- The problem
Go through the entries and copy every line that has the string "icon" in it.

- Component data from apps and pages
____
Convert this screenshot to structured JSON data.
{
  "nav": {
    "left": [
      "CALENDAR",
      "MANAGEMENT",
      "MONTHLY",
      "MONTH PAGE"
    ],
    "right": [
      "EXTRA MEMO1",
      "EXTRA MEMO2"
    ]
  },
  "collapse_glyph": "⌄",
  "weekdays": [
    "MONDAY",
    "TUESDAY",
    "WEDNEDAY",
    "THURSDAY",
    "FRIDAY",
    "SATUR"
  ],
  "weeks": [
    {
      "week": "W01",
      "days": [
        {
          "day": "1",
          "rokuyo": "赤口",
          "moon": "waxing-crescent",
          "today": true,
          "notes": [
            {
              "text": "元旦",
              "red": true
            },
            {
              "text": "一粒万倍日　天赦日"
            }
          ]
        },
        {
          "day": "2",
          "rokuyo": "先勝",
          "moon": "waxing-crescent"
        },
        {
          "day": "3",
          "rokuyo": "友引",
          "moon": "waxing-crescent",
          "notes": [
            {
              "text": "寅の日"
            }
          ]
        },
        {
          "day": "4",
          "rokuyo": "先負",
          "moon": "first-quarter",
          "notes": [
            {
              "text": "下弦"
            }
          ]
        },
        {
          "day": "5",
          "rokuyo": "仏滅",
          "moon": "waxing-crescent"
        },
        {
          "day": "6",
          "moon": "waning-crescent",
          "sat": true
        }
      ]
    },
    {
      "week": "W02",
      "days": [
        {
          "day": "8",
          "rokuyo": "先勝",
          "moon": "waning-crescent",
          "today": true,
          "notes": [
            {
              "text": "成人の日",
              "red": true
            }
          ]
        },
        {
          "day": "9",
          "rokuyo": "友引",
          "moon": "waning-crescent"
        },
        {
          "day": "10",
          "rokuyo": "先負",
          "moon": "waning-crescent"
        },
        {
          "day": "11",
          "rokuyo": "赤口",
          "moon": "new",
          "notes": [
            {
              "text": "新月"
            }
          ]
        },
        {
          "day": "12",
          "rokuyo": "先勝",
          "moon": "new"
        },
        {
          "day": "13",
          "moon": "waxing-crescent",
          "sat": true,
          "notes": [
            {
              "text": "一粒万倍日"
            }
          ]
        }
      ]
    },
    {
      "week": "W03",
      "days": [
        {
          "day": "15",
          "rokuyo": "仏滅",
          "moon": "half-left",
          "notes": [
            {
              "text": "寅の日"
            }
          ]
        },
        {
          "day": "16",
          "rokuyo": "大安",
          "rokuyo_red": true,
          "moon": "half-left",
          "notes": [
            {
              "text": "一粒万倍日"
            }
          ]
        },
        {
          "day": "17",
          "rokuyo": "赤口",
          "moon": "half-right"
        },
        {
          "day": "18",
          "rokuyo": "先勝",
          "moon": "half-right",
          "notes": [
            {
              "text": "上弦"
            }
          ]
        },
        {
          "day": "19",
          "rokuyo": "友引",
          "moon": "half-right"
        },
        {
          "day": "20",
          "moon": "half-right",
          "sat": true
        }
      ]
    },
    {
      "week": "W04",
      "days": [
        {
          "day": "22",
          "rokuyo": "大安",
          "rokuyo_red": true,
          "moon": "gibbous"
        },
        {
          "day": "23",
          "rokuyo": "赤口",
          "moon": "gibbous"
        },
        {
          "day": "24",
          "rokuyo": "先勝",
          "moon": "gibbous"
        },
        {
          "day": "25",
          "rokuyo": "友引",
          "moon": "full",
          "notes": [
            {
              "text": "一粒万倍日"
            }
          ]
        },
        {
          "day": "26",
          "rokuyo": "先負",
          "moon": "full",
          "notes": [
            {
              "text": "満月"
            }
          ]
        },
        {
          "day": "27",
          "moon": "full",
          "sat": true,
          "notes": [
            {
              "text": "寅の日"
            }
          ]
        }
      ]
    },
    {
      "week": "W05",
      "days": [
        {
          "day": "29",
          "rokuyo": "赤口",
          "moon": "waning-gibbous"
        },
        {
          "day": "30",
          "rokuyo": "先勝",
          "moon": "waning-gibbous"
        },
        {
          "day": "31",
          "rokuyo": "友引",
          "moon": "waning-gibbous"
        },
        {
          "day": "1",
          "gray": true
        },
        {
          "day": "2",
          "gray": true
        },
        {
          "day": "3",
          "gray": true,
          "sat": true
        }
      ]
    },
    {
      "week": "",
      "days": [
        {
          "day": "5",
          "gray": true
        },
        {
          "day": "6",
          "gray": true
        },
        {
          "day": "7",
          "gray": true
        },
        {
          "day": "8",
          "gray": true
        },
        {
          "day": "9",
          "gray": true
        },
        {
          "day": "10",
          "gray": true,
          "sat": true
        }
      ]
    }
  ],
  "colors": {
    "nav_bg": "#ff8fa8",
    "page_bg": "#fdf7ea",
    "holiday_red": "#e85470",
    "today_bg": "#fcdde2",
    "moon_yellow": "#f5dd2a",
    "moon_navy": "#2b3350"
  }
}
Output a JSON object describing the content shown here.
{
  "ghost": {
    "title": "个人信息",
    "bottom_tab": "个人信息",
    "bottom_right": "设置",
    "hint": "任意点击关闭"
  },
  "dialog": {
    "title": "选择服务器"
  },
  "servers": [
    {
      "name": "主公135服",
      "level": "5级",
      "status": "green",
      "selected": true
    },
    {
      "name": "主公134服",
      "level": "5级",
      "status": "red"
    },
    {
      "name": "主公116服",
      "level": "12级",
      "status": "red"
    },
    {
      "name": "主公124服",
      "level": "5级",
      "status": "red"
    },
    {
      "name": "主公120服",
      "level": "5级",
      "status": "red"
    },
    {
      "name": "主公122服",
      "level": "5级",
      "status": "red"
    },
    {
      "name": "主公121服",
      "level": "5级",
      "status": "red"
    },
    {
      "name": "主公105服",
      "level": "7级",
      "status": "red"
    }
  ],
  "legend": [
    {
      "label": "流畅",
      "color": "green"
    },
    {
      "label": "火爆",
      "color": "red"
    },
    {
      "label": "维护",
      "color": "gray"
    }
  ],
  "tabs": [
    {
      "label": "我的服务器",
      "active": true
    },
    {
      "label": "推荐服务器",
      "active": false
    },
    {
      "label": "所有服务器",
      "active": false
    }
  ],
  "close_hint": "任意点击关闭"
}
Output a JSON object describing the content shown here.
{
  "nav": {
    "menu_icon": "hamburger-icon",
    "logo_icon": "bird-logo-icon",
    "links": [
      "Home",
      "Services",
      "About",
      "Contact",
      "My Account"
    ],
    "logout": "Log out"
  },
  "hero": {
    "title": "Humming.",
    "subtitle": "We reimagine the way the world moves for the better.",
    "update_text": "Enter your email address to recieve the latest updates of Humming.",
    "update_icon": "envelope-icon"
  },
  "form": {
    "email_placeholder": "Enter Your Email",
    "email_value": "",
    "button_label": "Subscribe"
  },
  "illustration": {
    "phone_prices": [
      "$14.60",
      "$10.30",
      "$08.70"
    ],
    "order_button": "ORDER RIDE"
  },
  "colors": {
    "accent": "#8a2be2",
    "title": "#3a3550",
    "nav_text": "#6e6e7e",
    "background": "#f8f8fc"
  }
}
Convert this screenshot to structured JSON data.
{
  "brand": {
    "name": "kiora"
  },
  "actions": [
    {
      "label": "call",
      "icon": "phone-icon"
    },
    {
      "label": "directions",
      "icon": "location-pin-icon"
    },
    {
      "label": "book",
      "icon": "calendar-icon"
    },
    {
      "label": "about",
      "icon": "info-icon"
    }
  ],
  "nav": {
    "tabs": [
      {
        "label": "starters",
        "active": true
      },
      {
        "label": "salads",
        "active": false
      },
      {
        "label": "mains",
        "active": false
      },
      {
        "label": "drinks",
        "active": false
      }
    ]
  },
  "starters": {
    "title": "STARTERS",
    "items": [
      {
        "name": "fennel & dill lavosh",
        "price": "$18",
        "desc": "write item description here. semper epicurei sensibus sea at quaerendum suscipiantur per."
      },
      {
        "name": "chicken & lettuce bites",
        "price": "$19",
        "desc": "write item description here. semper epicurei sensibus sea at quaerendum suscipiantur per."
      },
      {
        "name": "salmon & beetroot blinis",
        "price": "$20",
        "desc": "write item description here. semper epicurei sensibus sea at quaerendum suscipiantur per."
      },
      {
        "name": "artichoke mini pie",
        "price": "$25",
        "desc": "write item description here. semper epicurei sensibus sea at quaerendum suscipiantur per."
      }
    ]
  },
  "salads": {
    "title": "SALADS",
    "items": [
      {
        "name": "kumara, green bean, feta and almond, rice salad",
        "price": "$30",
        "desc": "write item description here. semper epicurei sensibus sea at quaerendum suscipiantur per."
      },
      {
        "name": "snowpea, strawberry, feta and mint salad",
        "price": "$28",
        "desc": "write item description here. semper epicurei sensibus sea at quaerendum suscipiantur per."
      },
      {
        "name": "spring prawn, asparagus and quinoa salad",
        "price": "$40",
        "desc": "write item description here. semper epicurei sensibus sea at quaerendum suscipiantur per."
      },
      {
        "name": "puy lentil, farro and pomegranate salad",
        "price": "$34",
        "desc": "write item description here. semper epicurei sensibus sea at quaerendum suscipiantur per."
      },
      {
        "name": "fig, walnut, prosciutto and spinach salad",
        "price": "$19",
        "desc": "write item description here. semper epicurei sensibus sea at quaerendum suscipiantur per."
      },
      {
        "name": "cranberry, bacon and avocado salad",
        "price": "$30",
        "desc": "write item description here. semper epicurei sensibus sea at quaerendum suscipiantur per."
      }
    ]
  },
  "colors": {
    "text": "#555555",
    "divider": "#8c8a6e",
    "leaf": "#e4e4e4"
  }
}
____
- Answer
    "menu_icon": "hamburger-icon",
    "logo_icon": "bird-logo-icon",
    "update_icon": "envelope-icon"
      "icon": "phone-icon"
      "icon": "location-pin-icon"
      "icon": "calendar-icon"
      "icon": "info-icon"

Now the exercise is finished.